# Task
Reply solely with the number of lines, in the records underneath, that include the word "Technologies".

(Interface dataset entries)

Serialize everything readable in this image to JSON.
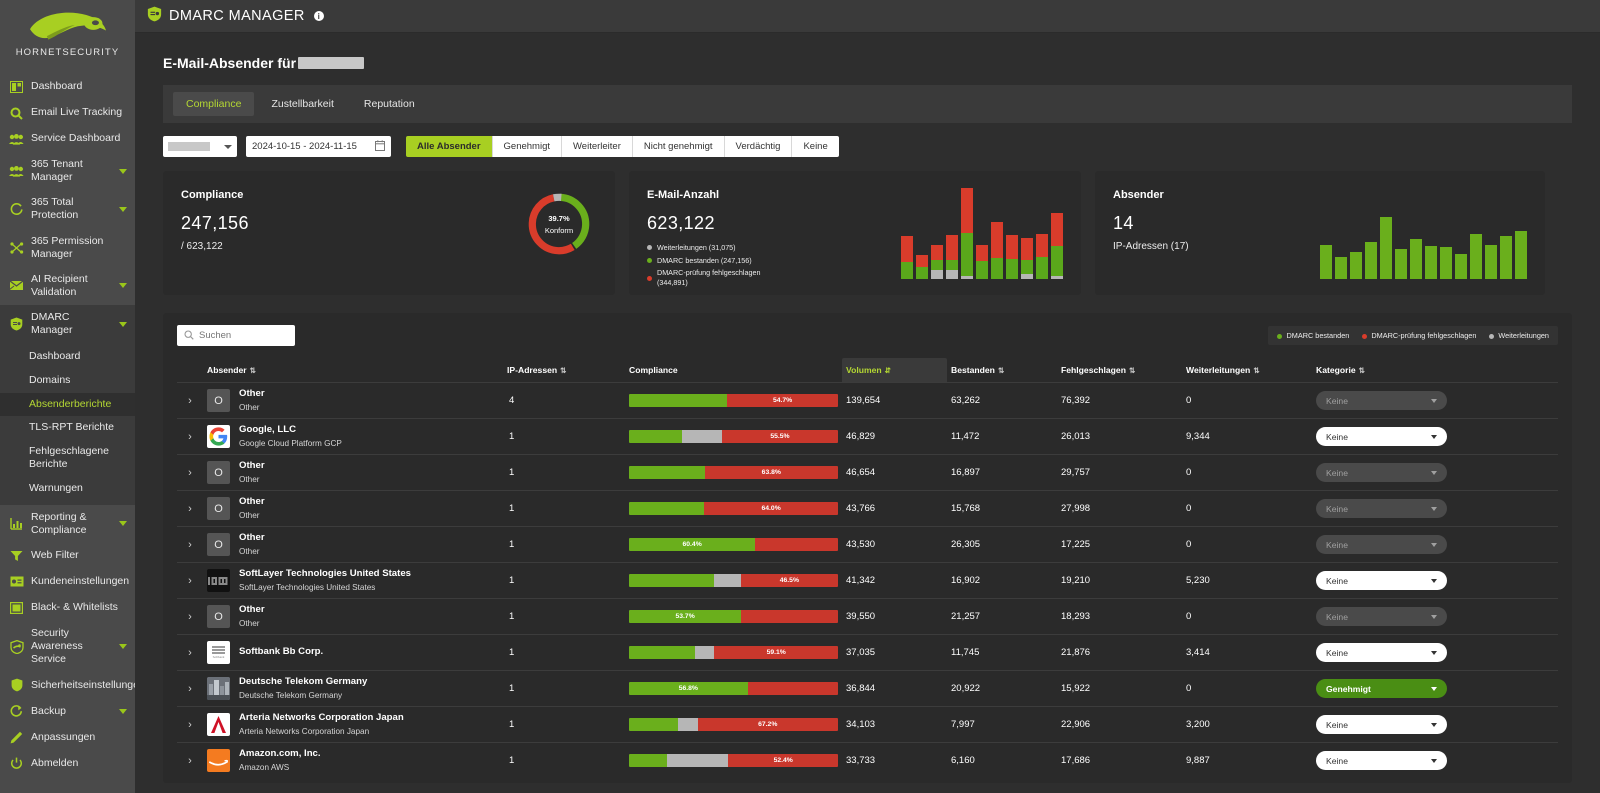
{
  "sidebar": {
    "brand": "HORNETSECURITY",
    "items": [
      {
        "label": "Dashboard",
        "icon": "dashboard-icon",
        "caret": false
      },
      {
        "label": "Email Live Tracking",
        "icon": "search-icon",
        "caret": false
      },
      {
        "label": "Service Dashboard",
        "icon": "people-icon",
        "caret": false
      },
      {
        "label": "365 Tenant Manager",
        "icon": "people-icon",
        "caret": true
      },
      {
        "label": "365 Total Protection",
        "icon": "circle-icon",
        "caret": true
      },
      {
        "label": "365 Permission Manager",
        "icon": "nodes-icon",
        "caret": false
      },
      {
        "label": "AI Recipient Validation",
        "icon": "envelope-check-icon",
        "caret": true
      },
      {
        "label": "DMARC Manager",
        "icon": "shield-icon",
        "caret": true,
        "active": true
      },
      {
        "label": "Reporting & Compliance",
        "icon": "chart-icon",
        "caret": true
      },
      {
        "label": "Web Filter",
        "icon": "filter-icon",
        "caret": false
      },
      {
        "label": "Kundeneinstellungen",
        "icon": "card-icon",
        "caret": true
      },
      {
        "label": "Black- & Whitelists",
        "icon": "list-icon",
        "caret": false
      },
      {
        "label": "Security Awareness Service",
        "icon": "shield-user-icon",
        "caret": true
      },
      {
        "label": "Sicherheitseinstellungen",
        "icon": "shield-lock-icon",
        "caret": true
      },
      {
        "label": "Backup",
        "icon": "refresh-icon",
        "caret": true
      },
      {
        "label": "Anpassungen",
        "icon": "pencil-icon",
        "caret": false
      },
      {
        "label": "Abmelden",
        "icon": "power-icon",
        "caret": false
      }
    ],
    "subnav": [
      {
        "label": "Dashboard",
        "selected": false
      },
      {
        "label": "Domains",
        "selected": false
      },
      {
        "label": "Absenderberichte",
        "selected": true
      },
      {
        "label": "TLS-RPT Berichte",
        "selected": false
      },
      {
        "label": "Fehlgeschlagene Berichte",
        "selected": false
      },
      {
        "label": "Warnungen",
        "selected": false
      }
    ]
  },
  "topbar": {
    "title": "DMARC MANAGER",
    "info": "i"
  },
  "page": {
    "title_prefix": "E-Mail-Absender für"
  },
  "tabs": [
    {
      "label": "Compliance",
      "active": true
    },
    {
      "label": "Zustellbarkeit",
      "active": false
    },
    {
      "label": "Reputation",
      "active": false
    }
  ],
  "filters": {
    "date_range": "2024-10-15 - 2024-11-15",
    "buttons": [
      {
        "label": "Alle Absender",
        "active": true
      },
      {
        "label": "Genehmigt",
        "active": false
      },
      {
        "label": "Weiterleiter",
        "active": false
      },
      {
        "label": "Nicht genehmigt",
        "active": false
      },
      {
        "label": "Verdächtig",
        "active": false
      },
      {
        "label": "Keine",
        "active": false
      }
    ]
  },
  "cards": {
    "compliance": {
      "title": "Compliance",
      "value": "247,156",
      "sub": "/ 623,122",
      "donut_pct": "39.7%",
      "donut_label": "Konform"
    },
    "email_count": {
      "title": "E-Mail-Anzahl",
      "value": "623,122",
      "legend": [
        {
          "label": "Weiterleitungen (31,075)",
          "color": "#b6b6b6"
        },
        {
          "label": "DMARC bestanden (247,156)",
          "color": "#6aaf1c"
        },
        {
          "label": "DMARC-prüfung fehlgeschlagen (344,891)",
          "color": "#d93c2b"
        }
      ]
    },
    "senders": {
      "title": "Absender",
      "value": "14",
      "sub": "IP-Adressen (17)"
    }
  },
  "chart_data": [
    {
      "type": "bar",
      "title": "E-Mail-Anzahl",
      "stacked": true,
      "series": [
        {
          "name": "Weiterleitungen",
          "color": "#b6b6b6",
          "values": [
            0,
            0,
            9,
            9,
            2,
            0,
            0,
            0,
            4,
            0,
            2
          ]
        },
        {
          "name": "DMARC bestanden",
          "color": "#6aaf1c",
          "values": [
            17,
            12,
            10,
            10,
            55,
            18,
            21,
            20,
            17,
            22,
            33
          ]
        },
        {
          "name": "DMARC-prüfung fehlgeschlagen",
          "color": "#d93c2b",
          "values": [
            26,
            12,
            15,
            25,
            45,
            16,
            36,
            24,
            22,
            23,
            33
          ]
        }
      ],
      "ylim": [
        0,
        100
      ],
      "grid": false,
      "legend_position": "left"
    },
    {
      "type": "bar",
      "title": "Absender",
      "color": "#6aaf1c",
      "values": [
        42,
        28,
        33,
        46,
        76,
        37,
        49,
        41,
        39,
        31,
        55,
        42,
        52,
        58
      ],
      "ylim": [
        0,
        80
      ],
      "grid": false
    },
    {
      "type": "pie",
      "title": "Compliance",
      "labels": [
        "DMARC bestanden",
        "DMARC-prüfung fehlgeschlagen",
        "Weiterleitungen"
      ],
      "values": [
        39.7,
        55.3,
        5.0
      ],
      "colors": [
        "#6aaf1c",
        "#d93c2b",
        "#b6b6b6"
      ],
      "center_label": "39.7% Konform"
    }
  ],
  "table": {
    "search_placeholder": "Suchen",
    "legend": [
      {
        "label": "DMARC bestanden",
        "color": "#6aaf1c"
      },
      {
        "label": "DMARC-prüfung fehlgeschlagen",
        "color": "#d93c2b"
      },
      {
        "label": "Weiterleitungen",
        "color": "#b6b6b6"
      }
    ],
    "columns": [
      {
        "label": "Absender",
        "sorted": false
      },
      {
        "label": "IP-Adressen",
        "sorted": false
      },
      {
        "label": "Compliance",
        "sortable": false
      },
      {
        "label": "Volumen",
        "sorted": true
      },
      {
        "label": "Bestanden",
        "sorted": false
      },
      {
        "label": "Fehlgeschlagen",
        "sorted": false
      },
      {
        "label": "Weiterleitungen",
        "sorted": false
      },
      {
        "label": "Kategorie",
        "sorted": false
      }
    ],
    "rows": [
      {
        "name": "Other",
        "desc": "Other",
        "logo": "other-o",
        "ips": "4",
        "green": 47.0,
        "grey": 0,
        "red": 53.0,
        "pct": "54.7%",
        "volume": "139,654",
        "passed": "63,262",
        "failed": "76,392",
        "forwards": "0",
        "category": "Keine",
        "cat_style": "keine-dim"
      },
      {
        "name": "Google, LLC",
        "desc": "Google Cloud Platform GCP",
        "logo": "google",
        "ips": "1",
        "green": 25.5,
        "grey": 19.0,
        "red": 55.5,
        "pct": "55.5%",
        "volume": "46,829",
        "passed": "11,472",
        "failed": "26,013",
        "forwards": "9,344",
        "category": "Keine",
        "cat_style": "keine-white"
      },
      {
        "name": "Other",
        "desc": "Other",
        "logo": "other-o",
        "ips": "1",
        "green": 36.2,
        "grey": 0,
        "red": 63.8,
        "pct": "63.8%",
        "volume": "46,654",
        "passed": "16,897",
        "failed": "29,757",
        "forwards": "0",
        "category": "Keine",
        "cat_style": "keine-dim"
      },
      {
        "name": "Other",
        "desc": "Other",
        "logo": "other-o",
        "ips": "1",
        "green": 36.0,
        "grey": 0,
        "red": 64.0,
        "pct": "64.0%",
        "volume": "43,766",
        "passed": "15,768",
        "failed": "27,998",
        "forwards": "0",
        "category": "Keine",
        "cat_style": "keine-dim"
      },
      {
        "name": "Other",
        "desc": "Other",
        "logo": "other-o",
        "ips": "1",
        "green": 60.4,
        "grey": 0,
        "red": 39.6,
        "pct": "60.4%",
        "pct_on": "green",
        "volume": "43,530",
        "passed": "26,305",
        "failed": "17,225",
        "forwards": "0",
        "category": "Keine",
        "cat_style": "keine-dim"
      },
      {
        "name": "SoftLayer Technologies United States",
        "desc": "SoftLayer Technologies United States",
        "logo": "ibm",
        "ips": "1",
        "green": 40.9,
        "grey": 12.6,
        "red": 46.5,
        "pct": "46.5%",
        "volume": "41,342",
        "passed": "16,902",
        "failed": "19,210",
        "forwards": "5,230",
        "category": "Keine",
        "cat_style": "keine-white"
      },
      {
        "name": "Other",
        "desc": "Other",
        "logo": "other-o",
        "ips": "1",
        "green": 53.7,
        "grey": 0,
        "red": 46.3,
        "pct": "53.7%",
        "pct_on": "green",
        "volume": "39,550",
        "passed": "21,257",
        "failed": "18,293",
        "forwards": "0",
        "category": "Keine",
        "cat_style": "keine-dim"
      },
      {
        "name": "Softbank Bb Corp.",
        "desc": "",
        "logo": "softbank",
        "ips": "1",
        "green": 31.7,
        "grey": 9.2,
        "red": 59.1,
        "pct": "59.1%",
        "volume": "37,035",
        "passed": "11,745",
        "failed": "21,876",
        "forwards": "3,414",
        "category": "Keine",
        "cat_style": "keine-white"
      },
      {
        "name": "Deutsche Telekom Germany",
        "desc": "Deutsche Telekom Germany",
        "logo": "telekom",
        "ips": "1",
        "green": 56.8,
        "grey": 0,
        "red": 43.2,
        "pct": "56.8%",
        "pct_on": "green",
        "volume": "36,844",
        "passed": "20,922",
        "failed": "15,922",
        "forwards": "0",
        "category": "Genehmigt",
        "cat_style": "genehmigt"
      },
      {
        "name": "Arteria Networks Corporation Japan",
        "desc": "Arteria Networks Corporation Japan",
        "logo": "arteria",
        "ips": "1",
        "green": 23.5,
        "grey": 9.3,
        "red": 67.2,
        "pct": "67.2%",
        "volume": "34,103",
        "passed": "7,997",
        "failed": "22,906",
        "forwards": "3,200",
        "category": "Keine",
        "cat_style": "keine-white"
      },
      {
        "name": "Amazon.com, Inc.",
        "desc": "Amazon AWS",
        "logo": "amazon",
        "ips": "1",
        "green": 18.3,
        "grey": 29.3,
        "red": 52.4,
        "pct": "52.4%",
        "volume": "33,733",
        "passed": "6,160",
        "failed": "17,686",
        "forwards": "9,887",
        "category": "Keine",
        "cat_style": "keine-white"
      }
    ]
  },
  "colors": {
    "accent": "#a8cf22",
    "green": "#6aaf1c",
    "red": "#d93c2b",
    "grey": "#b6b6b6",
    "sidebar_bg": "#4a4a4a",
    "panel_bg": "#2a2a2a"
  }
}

# Reply to the task
2